— What is expected —
Quote all lines below exactly. Images stay out.

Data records
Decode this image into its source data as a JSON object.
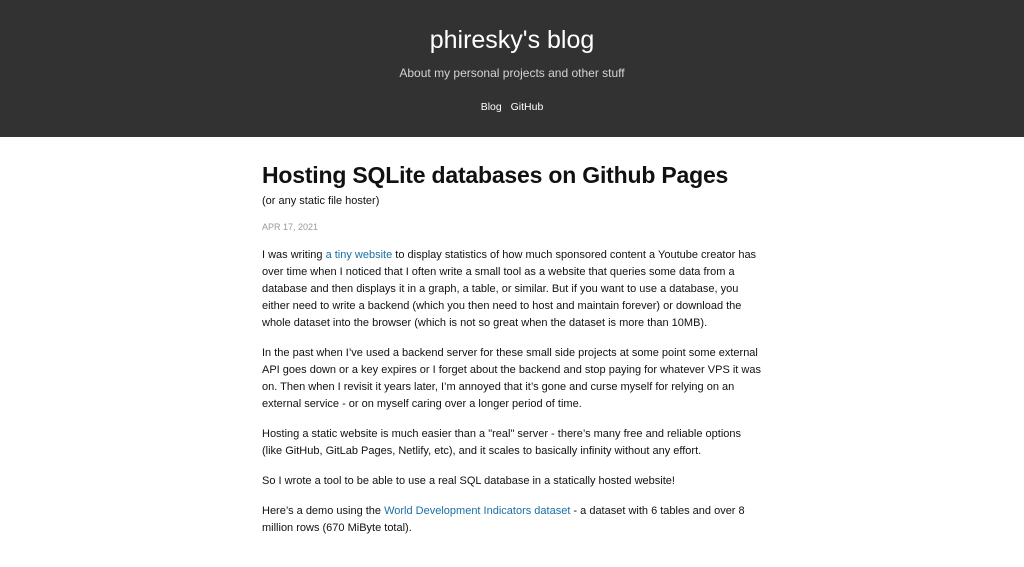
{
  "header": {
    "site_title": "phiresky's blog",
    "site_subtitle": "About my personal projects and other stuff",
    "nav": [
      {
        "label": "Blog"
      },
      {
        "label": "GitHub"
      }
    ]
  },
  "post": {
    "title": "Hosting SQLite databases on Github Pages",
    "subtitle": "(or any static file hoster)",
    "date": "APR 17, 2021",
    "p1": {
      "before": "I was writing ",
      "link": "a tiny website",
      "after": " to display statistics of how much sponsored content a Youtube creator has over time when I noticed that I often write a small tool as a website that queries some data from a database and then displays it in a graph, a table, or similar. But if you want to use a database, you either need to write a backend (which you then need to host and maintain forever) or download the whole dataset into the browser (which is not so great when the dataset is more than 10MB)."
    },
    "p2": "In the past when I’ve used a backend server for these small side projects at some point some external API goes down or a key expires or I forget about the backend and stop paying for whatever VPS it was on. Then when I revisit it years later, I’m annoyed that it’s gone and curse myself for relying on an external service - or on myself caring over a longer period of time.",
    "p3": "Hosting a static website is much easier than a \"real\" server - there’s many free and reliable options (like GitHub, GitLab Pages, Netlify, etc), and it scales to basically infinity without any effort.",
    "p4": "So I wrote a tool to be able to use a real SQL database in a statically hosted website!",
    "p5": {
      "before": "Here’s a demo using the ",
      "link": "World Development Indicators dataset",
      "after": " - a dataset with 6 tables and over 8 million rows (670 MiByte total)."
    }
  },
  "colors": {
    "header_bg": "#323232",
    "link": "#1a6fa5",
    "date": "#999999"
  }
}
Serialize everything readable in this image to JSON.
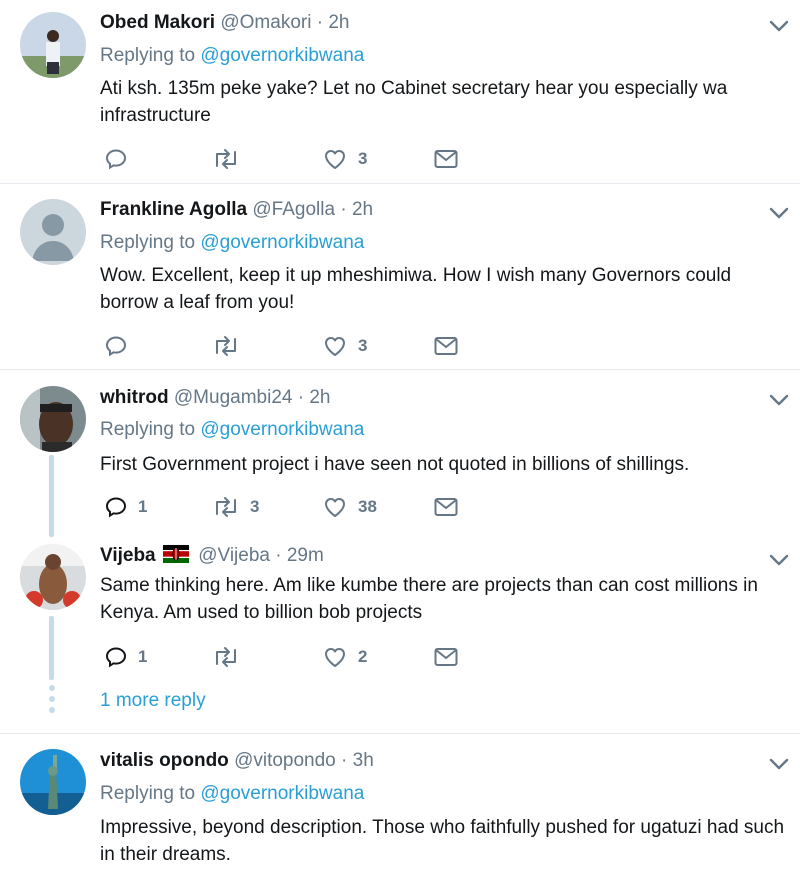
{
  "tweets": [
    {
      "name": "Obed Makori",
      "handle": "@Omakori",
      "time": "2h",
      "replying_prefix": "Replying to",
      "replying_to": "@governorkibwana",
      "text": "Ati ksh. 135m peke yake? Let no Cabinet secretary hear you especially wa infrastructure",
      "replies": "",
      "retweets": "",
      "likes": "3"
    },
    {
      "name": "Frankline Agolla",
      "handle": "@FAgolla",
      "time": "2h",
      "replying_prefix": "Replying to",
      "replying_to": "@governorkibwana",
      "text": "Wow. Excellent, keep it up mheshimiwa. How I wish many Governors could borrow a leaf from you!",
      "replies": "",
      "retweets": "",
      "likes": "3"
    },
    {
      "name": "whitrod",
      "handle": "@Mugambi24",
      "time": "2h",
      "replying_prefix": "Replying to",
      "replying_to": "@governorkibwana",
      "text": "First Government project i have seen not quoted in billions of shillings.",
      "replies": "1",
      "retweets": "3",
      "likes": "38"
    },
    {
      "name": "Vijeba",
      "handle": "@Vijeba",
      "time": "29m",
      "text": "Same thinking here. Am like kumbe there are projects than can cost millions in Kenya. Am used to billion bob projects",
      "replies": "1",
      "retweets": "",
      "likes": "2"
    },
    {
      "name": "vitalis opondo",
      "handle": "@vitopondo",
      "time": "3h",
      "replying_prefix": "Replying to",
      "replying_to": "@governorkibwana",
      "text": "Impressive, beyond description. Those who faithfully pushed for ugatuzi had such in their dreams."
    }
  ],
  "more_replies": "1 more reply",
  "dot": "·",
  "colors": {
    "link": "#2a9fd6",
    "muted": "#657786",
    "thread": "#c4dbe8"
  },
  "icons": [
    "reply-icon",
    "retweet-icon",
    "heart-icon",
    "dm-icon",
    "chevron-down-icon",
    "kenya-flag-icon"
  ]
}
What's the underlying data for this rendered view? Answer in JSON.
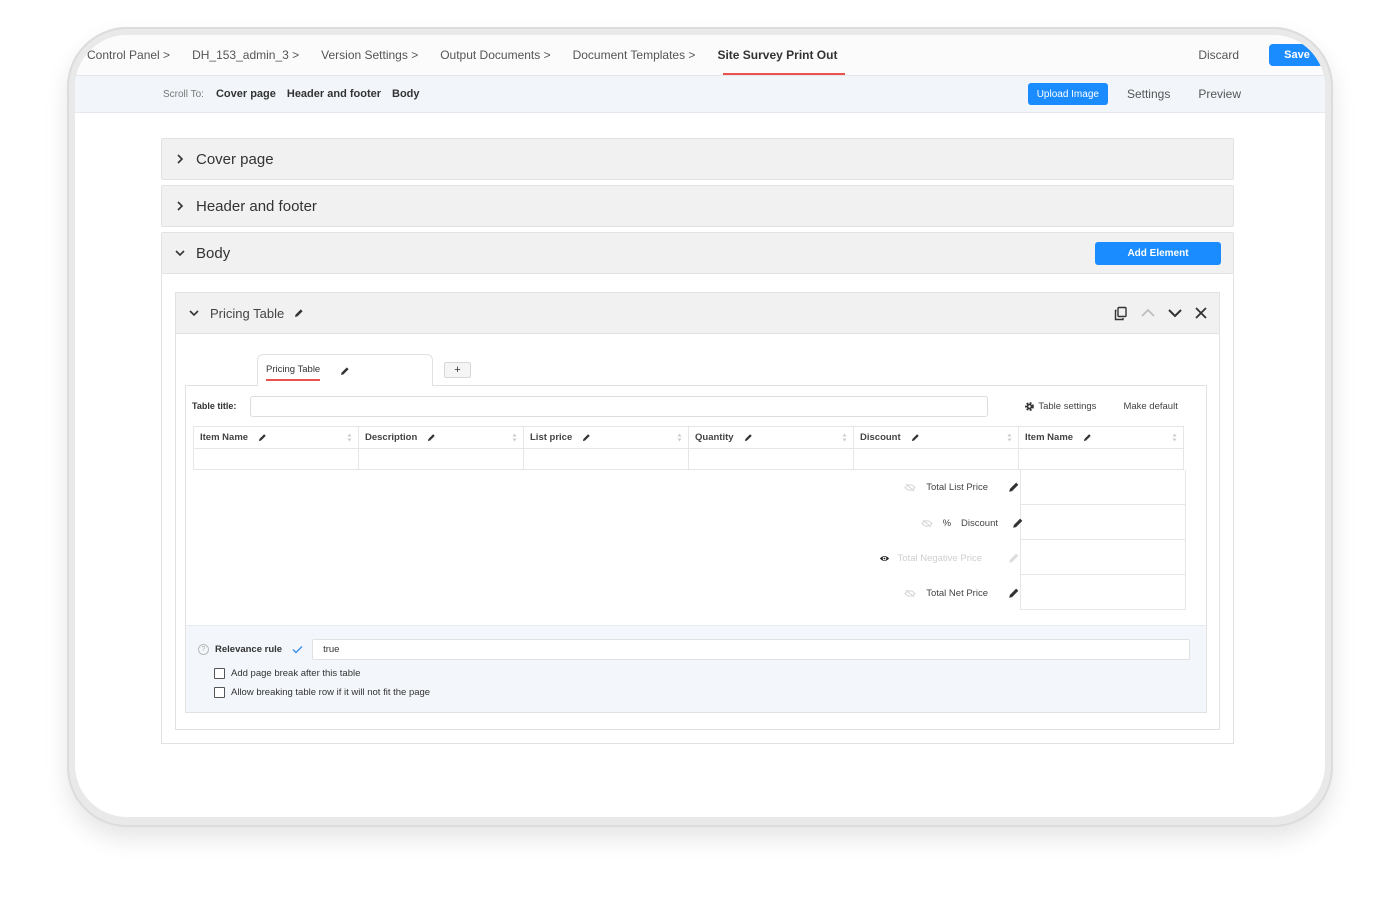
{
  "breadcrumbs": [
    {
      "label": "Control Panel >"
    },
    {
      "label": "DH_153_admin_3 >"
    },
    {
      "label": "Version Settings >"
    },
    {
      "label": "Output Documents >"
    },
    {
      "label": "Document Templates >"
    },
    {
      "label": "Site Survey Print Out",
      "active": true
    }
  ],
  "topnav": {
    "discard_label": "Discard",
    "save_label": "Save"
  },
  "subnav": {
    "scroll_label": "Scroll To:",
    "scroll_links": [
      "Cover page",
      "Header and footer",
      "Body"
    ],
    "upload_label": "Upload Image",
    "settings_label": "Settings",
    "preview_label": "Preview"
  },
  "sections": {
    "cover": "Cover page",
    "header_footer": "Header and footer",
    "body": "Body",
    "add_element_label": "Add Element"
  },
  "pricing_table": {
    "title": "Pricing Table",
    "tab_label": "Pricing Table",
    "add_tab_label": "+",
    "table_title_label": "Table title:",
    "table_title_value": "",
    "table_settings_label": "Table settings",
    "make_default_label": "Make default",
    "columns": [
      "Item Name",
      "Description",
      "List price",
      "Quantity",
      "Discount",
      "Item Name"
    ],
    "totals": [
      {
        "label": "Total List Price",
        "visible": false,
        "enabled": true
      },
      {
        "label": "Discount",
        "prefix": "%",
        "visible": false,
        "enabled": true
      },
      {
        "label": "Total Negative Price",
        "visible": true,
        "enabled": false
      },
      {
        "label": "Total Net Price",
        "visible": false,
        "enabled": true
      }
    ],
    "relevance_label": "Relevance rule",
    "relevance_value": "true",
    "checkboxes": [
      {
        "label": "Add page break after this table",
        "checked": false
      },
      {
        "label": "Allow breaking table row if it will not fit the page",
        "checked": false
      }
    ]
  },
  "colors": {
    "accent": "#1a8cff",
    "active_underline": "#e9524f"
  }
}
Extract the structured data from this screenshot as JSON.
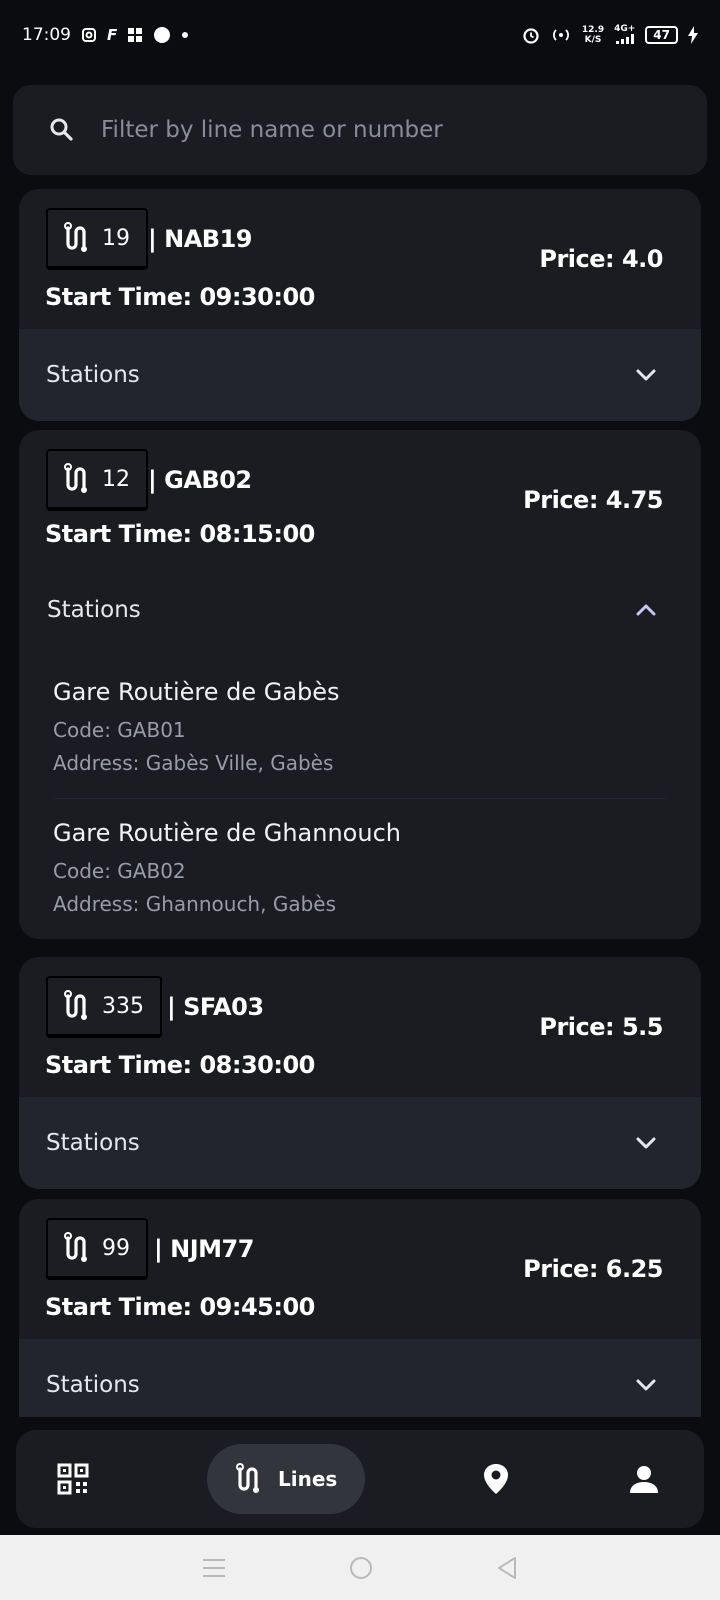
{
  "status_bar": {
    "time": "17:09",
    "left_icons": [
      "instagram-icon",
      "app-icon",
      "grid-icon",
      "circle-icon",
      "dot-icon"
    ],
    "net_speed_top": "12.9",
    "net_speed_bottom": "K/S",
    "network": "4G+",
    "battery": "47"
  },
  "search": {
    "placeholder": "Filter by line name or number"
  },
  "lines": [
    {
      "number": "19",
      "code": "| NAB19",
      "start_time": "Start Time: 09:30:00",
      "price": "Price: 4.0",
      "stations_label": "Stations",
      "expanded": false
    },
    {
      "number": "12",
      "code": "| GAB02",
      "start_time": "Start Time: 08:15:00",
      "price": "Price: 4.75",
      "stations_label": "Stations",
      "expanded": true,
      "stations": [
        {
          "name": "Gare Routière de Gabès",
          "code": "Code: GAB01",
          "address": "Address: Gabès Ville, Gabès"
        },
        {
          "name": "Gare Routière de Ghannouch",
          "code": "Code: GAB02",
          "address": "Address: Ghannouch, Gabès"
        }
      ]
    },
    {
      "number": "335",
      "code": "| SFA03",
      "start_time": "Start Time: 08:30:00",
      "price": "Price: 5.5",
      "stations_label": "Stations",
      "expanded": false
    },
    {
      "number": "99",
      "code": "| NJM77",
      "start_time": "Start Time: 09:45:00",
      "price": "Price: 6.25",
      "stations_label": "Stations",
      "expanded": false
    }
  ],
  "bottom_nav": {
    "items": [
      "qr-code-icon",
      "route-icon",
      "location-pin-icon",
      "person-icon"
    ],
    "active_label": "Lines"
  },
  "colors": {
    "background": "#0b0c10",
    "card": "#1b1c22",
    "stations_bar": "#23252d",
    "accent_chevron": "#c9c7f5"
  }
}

— Answer to this exercise —
Decode this image into its source data as a JSON object.
{
  "header": {
    "site_title": "phiresky's blog",
    "site_subtitle": "About my personal projects and other stuff",
    "nav": [
      {
        "label": "Blog"
      },
      {
        "label": "GitHub"
      }
    ]
  },
  "post": {
    "title": "Hosting SQLite databases on Github Pages",
    "subtitle": "(or any static file hoster)",
    "date": "APR 17, 2021",
    "p1": {
      "before": "I was writing ",
      "link": "a tiny website",
      "after": " to display statistics of how much sponsored content a Youtube creator has over time when I noticed that I often write a small tool as a website that queries some data from a database and then displays it in a graph, a table, or similar. But if you want to use a database, you either need to write a backend (which you then need to host and maintain forever) or download the whole dataset into the browser (which is not so great when the dataset is more than 10MB)."
    },
    "p2": "In the past when I’ve used a backend server for these small side projects at some point some external API goes down or a key expires or I forget about the backend and stop paying for whatever VPS it was on. Then when I revisit it years later, I’m annoyed that it’s gone and curse myself for relying on an external service - or on myself caring over a longer period of time.",
    "p3": "Hosting a static website is much easier than a \"real\" server - there’s many free and reliable options (like GitHub, GitLab Pages, Netlify, etc), and it scales to basically infinity without any effort.",
    "p4": "So I wrote a tool to be able to use a real SQL database in a statically hosted website!",
    "p5": {
      "before": "Here’s a demo using the ",
      "link": "World Development Indicators dataset",
      "after": " - a dataset with 6 tables and over 8 million rows (670 MiByte total)."
    }
  },
  "colors": {
    "header_bg": "#323232",
    "link": "#1a6fa5",
    "date": "#999999"
  }
}
Serialize everything readable in this image to JSON.
{
  "tweets": [
    {
      "name": "Obed Makori",
      "handle": "@Omakori",
      "time": "2h",
      "replying_prefix": "Replying to",
      "replying_to": "@governorkibwana",
      "text": "Ati ksh. 135m peke yake? Let no Cabinet secretary hear you especially wa infrastructure",
      "replies": "",
      "retweets": "",
      "likes": "3"
    },
    {
      "name": "Frankline Agolla",
      "handle": "@FAgolla",
      "time": "2h",
      "replying_prefix": "Replying to",
      "replying_to": "@governorkibwana",
      "text": "Wow. Excellent, keep it up mheshimiwa. How I wish many Governors could borrow a leaf from you!",
      "replies": "",
      "retweets": "",
      "likes": "3"
    },
    {
      "name": "whitrod",
      "handle": "@Mugambi24",
      "time": "2h",
      "replying_prefix": "Replying to",
      "replying_to": "@governorkibwana",
      "text": "First Government project i have seen not quoted in billions of shillings.",
      "replies": "1",
      "retweets": "3",
      "likes": "38"
    },
    {
      "name": "Vijeba",
      "handle": "@Vijeba",
      "time": "29m",
      "text": "Same thinking here. Am like kumbe there are projects than can cost millions in Kenya. Am used to billion bob projects",
      "replies": "1",
      "retweets": "",
      "likes": "2"
    },
    {
      "name": "vitalis opondo",
      "handle": "@vitopondo",
      "time": "3h",
      "replying_prefix": "Replying to",
      "replying_to": "@governorkibwana",
      "text": "Impressive, beyond description. Those who faithfully pushed for ugatuzi had such in their dreams."
    }
  ],
  "more_replies": "1 more reply",
  "dot": "·",
  "colors": {
    "link": "#2a9fd6",
    "muted": "#657786",
    "thread": "#c4dbe8"
  },
  "icons": [
    "reply-icon",
    "retweet-icon",
    "heart-icon",
    "dm-icon",
    "chevron-down-icon",
    "kenya-flag-icon"
  ]
}
What's the underlying data for this rendered view? Answer in JSON.
{
  "breadcrumbs": [
    {
      "label": "Control Panel >"
    },
    {
      "label": "DH_153_admin_3 >"
    },
    {
      "label": "Version Settings >"
    },
    {
      "label": "Output Documents >"
    },
    {
      "label": "Document Templates >"
    },
    {
      "label": "Site Survey Print Out",
      "active": true
    }
  ],
  "topnav": {
    "discard_label": "Discard",
    "save_label": "Save"
  },
  "subnav": {
    "scroll_label": "Scroll To:",
    "scroll_links": [
      "Cover page",
      "Header and footer",
      "Body"
    ],
    "upload_label": "Upload Image",
    "settings_label": "Settings",
    "preview_label": "Preview"
  },
  "sections": {
    "cover": "Cover page",
    "header_footer": "Header and footer",
    "body": "Body",
    "add_element_label": "Add Element"
  },
  "pricing_table": {
    "title": "Pricing Table",
    "tab_label": "Pricing Table",
    "add_tab_label": "+",
    "table_title_label": "Table title:",
    "table_title_value": "",
    "table_settings_label": "Table settings",
    "make_default_label": "Make default",
    "columns": [
      "Item Name",
      "Description",
      "List price",
      "Quantity",
      "Discount",
      "Item Name"
    ],
    "totals": [
      {
        "label": "Total List Price",
        "visible": false,
        "enabled": true
      },
      {
        "label": "Discount",
        "prefix": "%",
        "visible": false,
        "enabled": true
      },
      {
        "label": "Total Negative Price",
        "visible": true,
        "enabled": false
      },
      {
        "label": "Total Net Price",
        "visible": false,
        "enabled": true
      }
    ],
    "relevance_label": "Relevance rule",
    "relevance_value": "true",
    "checkboxes": [
      {
        "label": "Add page break after this table",
        "checked": false
      },
      {
        "label": "Allow breaking table row if it will not fit the page",
        "checked": false
      }
    ]
  },
  "colors": {
    "accent": "#1a8cff",
    "active_underline": "#e9524f"
  }
}
Extract the structured data from this screenshot as JSON.
{
  "status_bar": {
    "time": "17:09",
    "left_icons": [
      "instagram-icon",
      "app-icon",
      "grid-icon",
      "circle-icon",
      "dot-icon"
    ],
    "net_speed_top": "12.9",
    "net_speed_bottom": "K/S",
    "network": "4G+",
    "battery": "47"
  },
  "search": {
    "placeholder": "Filter by line name or number"
  },
  "lines": [
    {
      "number": "19",
      "code": "| NAB19",
      "start_time": "Start Time: 09:30:00",
      "price": "Price: 4.0",
      "stations_label": "Stations",
      "expanded": false
    },
    {
      "number": "12",
      "code": "| GAB02",
      "start_time": "Start Time: 08:15:00",
      "price": "Price: 4.75",
      "stations_label": "Stations",
      "expanded": true,
      "stations": [
        {
          "name": "Gare Routière de Gabès",
          "code": "Code: GAB01",
          "address": "Address: Gabès Ville, Gabès"
        },
        {
          "name": "Gare Routière de Ghannouch",
          "code": "Code: GAB02",
          "address": "Address: Ghannouch, Gabès"
        }
      ]
    },
    {
      "number": "335",
      "code": "| SFA03",
      "start_time": "Start Time: 08:30:00",
      "price": "Price: 5.5",
      "stations_label": "Stations",
      "expanded": false
    },
    {
      "number": "99",
      "code": "| NJM77",
      "start_time": "Start Time: 09:45:00",
      "price": "Price: 6.25",
      "stations_label": "Stations",
      "expanded": false
    }
  ],
  "bottom_nav": {
    "items": [
      "qr-code-icon",
      "route-icon",
      "location-pin-icon",
      "person-icon"
    ],
    "active_label": "Lines"
  },
  "colors": {
    "background": "#0b0c10",
    "card": "#1b1c22",
    "stations_bar": "#23252d",
    "accent_chevron": "#c9c7f5"
  }
}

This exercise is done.